– Pointe Magazine (click here to read the full article)
“Georgia, a beautiful mountainous land in the Caucasus mountains between Europe and Asia, is the birthplace of Balanchine’s father, Meliton Balanchivadze. (…) The evening’s high point came after the first intermission, with the Georgian premiere of Balanchine’s 1941 chamber work, Concerto Barocco. (…) Barocco was staged lovingly by Bart Cook and Maria Calegari, and its acquisition subsidized, this reviewer is proud to say, by our own American embassy, under the guidance of ambassador Richard B. Norland. Afterwards at the reception in the theater’s lobby, Cook and his hard-working, now glammed-up young dancers hugged each other in a cathartic finale.”

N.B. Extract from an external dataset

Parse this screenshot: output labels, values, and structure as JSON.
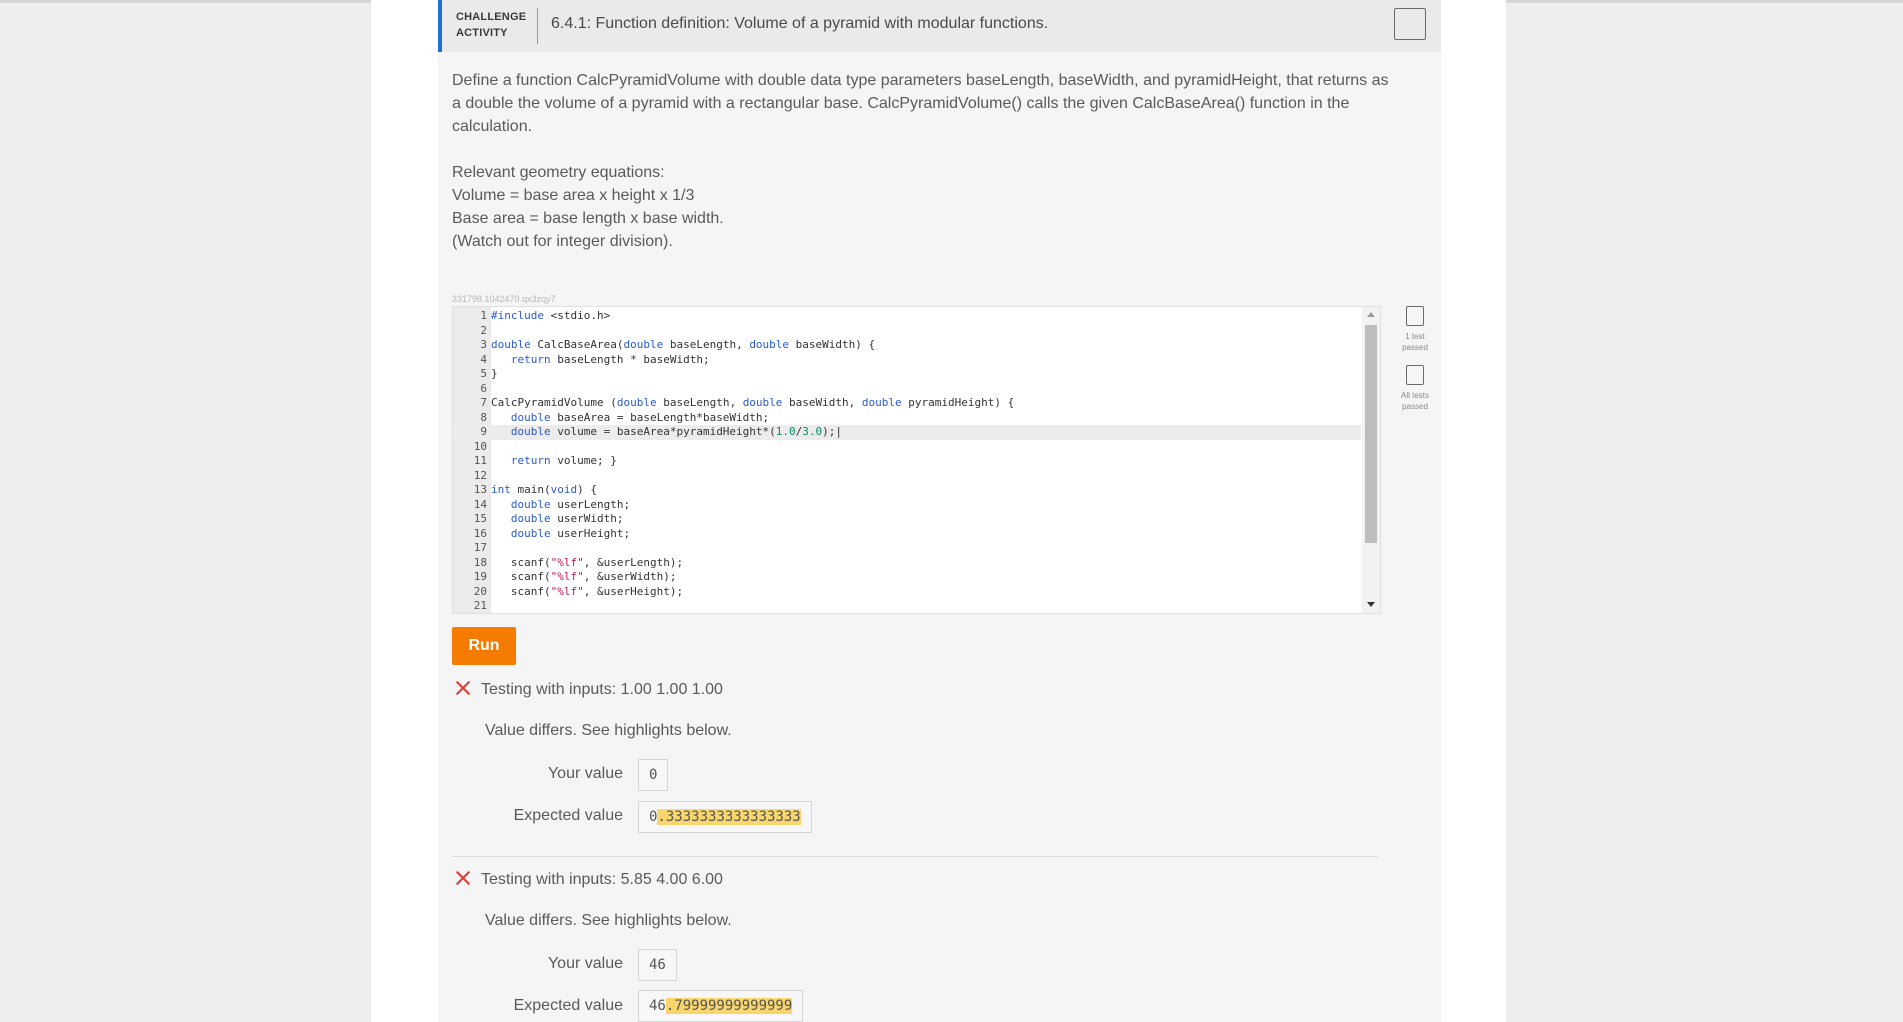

– Dance Magazine
“Presumably as a result of Ms. Ananiashvili’s training, the Georgian company bears many of her own best dance virtues. These dancers show a clean, unshowy style with none of the flamboyance or exaggerations that have characterized many Kirov and Bolshoi dancers, and plenty of technical strength.”
– The New York Times
“Sagalobeli, created by Yuri Possokhov for this ballet company, was a fine work consisting of various formations. At the beginning, two men emerged onstage in sepia-colored spotlights. Georgian folk songs by an unaccompanied male chorus echoed something plangently lyrical, giving a feeling of unique warmth rooted in life culture.”
– Dance Magazine